**Given information:**
:::

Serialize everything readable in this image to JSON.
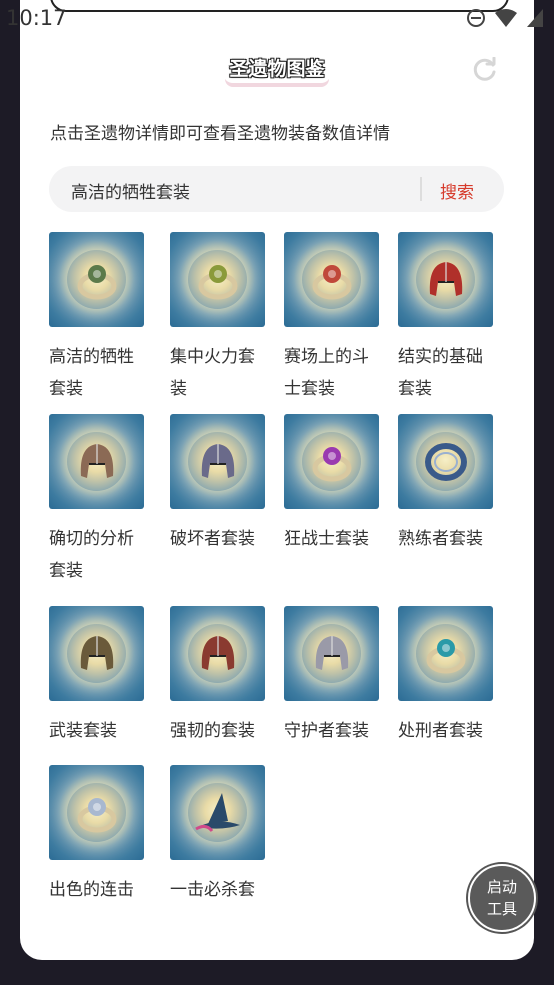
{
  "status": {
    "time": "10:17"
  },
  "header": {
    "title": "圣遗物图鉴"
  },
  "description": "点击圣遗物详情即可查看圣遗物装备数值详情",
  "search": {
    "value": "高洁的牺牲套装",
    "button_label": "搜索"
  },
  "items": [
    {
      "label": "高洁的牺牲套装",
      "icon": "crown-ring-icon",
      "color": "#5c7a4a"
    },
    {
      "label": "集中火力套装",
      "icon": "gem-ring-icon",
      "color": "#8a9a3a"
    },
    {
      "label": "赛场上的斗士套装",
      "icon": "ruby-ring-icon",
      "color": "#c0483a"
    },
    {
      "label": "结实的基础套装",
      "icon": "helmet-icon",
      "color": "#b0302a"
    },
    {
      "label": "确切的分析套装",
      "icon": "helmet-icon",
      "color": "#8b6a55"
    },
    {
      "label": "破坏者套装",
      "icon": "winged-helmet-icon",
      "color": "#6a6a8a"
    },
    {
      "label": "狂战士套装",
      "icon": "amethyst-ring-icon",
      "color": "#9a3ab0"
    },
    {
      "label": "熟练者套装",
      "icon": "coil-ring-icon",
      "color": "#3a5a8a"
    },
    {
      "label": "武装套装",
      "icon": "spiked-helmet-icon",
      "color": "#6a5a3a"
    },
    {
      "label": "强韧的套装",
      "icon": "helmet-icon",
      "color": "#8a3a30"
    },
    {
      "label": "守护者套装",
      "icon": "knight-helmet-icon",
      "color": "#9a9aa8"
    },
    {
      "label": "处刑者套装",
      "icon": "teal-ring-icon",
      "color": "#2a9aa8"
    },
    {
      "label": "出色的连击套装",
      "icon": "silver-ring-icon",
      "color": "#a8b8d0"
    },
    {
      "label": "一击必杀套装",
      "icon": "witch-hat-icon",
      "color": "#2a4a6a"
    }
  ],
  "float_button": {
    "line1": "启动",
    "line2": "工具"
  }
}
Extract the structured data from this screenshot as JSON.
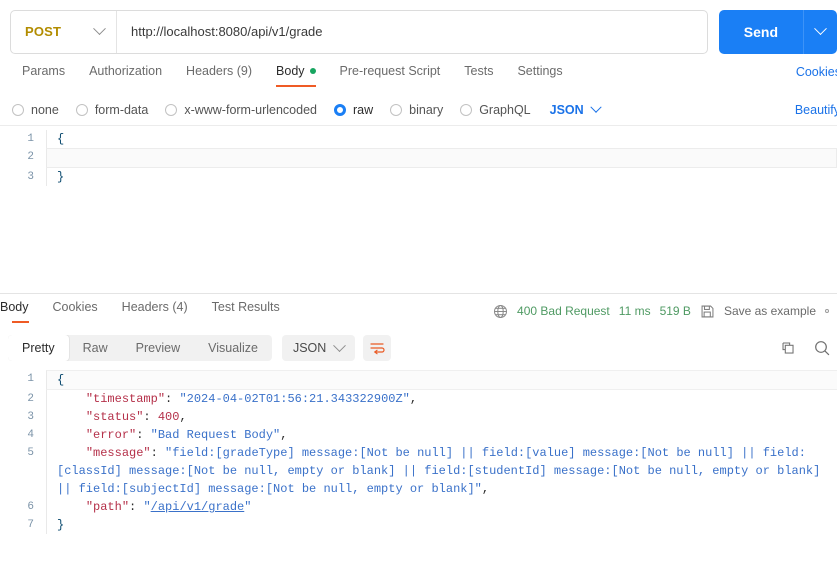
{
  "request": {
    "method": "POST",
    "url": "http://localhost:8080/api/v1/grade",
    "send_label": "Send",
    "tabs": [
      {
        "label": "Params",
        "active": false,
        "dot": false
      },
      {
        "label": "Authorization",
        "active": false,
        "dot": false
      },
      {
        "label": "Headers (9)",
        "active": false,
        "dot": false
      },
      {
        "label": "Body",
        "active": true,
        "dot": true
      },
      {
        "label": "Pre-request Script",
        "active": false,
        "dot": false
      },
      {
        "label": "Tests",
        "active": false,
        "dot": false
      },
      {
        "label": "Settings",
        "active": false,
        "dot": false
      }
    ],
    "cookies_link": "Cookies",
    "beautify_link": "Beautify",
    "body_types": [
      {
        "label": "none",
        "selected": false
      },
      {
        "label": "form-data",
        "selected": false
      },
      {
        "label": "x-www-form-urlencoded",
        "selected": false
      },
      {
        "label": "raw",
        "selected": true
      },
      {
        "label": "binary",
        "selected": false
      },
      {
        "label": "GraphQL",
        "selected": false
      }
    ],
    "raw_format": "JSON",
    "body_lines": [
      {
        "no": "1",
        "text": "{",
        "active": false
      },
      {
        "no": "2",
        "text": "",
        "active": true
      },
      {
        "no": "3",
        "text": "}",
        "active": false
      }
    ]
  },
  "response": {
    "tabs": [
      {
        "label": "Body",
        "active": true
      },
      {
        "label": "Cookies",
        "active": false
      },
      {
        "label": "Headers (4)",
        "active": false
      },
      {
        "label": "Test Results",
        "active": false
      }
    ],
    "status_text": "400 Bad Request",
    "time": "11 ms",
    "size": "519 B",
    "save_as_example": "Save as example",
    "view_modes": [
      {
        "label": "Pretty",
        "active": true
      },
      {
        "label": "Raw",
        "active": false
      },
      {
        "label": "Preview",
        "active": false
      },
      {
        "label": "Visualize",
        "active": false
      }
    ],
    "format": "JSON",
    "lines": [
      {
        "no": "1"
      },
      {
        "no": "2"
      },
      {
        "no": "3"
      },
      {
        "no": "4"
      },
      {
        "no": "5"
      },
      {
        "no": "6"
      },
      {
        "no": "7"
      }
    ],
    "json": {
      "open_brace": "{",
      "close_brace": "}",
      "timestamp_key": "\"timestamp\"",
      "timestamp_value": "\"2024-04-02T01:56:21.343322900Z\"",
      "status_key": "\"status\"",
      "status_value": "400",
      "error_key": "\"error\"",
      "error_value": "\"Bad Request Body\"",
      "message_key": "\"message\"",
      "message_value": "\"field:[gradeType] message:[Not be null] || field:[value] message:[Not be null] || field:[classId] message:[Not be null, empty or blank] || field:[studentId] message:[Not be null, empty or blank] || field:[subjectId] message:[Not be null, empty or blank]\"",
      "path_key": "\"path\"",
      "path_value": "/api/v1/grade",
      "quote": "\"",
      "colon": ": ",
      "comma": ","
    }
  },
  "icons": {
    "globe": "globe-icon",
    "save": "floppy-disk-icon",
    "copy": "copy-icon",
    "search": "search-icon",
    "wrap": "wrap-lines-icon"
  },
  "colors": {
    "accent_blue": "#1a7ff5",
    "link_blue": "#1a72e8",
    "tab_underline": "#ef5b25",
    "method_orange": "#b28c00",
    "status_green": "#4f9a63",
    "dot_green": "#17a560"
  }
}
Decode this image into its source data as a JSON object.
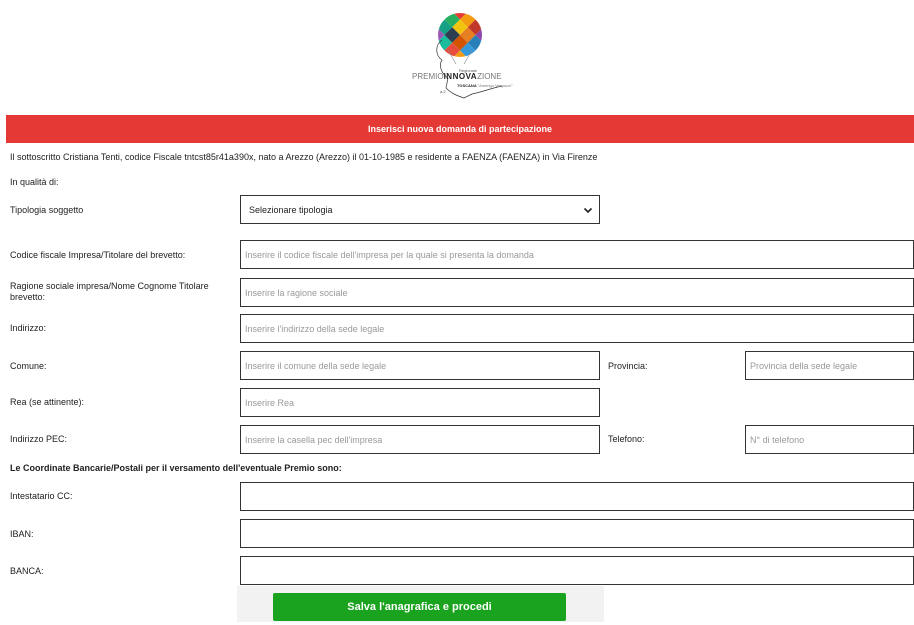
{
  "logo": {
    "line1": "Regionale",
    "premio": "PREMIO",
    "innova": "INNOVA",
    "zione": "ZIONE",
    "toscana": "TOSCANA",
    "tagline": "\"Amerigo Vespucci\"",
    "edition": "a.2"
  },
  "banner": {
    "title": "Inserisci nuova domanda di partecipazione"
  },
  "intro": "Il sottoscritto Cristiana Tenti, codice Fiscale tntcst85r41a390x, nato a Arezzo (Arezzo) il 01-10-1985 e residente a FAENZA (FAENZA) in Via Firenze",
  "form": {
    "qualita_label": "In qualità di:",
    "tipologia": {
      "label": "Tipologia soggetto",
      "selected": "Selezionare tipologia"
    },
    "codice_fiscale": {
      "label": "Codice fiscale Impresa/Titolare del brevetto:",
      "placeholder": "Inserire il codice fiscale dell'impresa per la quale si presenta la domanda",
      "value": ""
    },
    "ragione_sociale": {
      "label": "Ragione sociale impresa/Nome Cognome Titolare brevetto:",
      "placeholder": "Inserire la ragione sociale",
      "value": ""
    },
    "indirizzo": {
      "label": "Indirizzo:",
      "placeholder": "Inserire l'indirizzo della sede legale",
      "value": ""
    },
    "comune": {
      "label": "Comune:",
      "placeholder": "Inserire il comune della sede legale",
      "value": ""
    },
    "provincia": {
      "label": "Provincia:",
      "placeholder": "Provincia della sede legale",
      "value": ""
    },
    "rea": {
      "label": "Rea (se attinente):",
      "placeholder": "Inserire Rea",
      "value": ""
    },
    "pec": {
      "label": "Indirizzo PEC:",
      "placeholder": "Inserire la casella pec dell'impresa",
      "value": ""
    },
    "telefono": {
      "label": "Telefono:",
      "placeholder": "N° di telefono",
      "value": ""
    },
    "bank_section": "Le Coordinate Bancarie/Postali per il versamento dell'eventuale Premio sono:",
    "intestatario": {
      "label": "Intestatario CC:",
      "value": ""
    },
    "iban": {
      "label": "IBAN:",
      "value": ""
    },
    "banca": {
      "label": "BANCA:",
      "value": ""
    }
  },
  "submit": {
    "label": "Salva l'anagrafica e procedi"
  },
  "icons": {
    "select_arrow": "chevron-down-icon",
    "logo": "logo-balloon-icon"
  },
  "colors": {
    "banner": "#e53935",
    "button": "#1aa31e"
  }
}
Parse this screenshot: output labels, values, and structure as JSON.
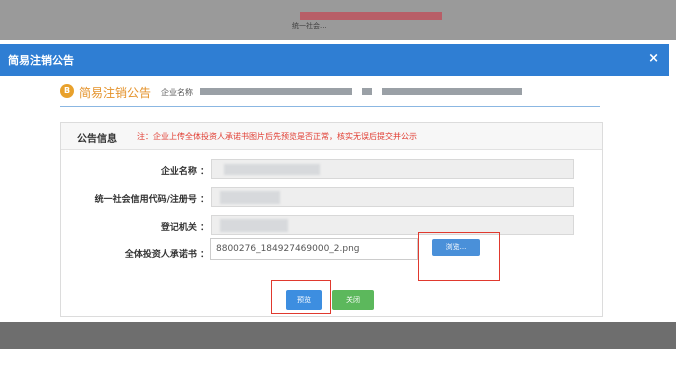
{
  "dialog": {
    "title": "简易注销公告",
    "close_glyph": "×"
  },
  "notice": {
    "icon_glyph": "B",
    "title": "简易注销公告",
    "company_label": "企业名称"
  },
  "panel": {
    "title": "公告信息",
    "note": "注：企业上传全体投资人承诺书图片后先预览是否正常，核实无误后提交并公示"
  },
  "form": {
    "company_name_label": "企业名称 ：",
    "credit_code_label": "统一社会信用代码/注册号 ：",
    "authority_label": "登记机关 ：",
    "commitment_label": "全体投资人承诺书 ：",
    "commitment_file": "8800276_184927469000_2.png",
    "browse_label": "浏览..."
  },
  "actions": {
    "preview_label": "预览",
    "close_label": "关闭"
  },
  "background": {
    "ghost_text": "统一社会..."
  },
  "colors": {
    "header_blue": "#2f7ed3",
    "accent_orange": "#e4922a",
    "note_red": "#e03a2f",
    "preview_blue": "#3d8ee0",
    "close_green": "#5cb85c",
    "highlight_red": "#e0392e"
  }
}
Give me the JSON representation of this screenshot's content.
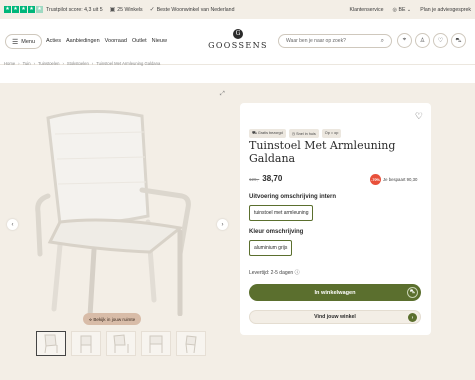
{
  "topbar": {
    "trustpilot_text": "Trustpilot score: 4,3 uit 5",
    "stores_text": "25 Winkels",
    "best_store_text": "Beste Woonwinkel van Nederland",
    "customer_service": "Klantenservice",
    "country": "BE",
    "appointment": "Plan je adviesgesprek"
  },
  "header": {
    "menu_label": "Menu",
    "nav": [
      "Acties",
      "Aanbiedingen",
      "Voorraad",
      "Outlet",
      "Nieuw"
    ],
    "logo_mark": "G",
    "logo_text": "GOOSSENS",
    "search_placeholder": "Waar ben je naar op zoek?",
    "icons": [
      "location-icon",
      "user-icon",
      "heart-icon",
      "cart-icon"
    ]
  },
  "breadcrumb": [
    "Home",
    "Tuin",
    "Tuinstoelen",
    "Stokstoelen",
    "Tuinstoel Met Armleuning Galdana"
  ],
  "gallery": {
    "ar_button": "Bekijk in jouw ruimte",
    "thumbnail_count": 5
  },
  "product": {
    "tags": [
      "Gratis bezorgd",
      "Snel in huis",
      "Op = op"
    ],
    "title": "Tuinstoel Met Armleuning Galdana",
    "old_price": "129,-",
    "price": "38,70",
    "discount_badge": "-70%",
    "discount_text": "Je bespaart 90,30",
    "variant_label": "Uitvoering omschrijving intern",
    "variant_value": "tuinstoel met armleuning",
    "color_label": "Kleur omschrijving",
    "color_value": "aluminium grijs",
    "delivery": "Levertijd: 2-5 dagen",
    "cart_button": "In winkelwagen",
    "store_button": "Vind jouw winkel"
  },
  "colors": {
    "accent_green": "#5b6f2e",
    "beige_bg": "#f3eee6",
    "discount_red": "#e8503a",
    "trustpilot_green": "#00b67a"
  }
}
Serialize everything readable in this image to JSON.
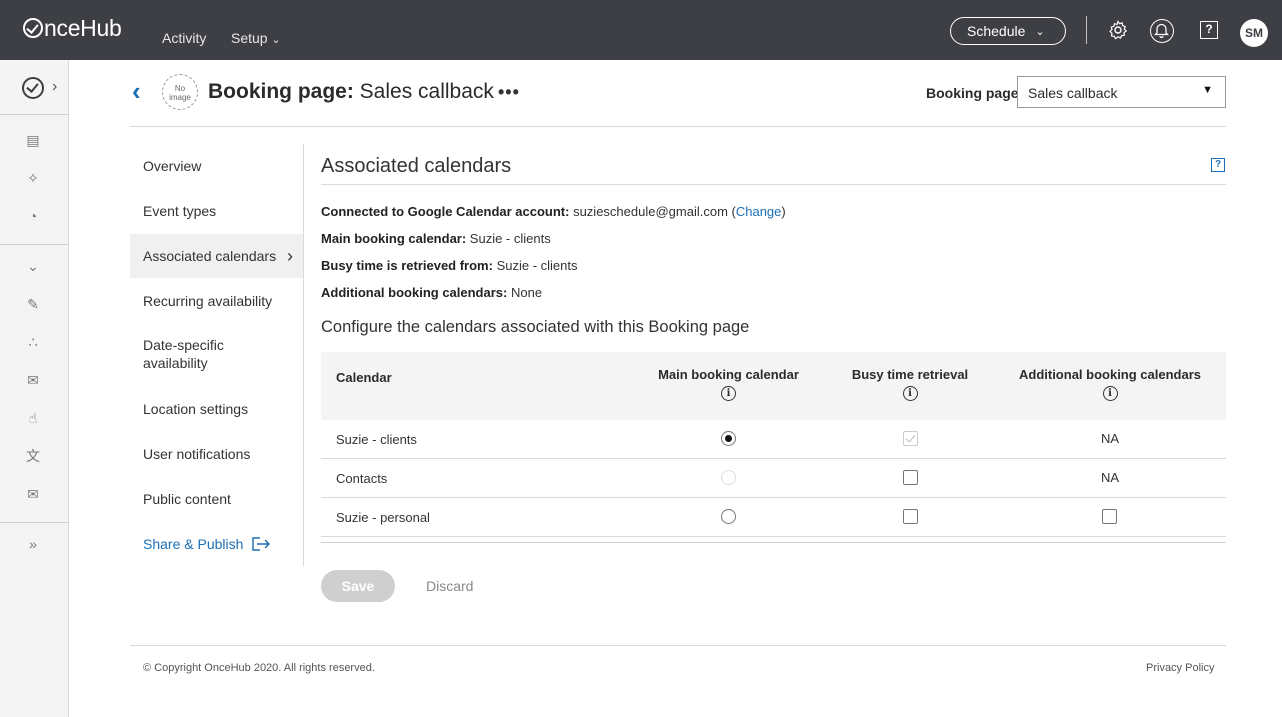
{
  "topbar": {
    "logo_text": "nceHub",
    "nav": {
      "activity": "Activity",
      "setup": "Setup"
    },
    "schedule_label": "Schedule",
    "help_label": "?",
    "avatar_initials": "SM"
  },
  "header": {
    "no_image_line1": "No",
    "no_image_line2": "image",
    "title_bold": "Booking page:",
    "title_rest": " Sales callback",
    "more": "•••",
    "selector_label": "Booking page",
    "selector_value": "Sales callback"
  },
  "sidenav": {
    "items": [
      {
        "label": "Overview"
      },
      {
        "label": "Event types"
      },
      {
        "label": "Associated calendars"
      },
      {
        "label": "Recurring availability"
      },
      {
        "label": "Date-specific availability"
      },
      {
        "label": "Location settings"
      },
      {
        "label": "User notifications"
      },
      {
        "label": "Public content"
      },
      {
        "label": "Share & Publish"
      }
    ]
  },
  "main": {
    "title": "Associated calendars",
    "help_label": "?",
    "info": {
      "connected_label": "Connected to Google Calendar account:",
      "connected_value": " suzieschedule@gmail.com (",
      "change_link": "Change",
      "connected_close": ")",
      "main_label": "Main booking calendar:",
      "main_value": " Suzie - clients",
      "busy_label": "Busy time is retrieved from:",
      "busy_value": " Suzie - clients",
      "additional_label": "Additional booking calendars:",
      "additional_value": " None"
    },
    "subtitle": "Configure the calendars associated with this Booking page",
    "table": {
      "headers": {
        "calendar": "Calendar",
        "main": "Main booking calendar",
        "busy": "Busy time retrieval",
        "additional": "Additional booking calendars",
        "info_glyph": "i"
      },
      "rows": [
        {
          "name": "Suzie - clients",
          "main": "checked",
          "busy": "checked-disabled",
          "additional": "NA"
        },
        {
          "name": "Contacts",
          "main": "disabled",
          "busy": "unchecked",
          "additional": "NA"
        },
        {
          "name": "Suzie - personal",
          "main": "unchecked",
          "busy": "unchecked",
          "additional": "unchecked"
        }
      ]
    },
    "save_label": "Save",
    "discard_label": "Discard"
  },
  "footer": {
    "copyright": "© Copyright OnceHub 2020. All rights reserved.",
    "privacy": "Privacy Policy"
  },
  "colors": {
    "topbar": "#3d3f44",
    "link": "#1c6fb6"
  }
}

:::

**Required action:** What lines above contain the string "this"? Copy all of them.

**Solved exercise:**
Serialize everything readable in this image to JSON.
Extract the structured data from this screenshot as JSON.
Decode this image into its source data as a JSON object.
Parse this screenshot: output labels, values, and structure as JSON.
Give me the JSON representation of this screenshot's content.
Serialize everything readable in this image to JSON.
    "subtitle": "Configure the calendars associated with this Booking page",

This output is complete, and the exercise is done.